* _WHAT YOU ARE ASKED TO DO_: Go over the data and copy out each line with "name" in it.

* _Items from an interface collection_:
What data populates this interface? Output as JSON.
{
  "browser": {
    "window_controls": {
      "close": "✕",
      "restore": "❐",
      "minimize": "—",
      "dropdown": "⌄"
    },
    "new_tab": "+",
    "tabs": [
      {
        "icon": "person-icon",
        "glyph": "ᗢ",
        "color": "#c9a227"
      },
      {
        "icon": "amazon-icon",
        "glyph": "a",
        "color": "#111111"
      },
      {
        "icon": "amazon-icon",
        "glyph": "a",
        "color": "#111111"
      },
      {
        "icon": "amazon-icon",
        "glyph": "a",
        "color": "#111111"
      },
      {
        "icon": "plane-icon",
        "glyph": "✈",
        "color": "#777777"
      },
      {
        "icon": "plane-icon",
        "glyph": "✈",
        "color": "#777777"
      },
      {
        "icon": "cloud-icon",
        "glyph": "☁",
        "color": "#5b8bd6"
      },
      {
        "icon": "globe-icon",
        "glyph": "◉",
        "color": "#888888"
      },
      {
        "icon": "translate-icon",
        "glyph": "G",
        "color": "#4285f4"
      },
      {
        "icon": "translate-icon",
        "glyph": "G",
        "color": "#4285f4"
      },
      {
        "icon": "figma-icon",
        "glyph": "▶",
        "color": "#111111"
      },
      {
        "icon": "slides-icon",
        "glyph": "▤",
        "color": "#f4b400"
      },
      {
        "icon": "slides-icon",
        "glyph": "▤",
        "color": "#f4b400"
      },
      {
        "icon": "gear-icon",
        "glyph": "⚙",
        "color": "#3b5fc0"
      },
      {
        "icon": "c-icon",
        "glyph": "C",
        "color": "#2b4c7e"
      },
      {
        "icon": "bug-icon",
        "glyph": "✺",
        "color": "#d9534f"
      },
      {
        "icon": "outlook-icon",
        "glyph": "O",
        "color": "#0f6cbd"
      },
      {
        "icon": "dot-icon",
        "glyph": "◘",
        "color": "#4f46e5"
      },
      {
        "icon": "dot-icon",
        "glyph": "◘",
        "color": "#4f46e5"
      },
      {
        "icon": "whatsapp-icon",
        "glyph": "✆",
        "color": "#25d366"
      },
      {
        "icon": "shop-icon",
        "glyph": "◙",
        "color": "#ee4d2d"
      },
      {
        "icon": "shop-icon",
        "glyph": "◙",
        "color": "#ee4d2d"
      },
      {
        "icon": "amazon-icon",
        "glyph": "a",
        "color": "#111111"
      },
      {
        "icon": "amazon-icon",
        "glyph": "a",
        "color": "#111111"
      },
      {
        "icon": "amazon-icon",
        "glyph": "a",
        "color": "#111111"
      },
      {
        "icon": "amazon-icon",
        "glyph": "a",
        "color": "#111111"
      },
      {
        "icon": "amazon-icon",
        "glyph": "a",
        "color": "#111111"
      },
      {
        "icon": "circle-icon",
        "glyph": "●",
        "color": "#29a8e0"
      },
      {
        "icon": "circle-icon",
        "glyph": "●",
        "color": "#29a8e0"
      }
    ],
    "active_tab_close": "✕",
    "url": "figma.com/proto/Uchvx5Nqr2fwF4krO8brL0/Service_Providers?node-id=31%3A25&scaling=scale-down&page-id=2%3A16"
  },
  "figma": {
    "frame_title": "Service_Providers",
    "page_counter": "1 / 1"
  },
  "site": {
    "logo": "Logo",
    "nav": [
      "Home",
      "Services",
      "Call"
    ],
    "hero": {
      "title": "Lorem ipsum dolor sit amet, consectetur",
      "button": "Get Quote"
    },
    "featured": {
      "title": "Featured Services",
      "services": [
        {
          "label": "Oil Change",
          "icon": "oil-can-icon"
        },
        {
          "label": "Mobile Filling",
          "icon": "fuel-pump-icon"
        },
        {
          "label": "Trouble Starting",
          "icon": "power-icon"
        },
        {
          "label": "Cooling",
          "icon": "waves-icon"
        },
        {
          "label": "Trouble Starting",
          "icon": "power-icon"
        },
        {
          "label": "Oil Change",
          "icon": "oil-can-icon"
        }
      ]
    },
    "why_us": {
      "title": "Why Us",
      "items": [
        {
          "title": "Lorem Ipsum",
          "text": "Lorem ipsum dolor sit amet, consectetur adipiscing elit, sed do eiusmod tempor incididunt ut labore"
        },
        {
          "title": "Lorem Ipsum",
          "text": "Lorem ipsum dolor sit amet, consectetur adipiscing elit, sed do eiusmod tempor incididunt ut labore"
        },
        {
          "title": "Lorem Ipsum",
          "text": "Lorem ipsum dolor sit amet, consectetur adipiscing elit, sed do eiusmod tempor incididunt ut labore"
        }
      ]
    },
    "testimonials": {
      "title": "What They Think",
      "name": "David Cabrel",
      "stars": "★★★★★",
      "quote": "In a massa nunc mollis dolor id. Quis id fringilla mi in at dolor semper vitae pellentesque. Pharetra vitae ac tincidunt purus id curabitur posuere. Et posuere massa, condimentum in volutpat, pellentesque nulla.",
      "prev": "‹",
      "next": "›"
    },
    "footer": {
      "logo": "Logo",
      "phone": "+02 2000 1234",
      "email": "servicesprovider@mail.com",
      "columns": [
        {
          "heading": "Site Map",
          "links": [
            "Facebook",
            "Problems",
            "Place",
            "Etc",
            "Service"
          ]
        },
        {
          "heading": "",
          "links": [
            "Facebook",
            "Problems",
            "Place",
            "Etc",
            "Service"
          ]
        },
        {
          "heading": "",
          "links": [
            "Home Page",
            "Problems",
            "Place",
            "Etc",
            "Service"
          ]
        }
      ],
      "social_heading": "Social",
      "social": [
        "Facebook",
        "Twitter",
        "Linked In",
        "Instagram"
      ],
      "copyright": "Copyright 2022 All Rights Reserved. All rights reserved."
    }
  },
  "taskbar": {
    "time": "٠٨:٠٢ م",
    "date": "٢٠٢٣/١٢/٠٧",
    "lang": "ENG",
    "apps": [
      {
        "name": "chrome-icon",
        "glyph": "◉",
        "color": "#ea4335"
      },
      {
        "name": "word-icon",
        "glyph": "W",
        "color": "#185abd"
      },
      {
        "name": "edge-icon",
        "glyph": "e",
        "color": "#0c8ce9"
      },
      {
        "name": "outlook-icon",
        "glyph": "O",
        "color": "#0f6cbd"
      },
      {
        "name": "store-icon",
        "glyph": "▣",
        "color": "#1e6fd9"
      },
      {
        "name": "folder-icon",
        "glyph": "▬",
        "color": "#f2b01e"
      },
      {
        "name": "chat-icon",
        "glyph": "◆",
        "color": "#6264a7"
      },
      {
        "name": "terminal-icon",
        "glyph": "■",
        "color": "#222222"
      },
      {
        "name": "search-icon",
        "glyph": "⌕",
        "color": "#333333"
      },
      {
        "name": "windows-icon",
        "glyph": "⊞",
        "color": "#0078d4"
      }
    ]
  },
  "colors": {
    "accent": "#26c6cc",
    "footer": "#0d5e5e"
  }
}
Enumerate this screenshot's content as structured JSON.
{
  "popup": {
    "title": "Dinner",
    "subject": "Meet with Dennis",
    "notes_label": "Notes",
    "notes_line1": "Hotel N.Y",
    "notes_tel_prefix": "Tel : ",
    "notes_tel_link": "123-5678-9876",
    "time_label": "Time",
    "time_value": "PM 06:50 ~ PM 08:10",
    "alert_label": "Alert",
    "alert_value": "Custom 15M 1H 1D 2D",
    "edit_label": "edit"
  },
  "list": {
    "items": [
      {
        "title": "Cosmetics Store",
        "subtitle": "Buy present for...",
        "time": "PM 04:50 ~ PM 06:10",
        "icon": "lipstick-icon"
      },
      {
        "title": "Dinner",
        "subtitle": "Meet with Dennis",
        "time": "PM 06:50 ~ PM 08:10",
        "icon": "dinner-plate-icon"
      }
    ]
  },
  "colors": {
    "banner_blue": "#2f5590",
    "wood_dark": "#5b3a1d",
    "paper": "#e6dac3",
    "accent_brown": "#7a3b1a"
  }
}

* _TASK OUTPUT_:
      "name": "David Cabrel",
        "name": "chrome-icon",
        "name": "word-icon",
        "name": "edge-icon",
        "name": "outlook-icon",
        "name": "store-icon",
        "name": "folder-icon",
        "name": "chat-icon",
        "name": "terminal-icon",
        "name": "search-icon",
        "name": "windows-icon",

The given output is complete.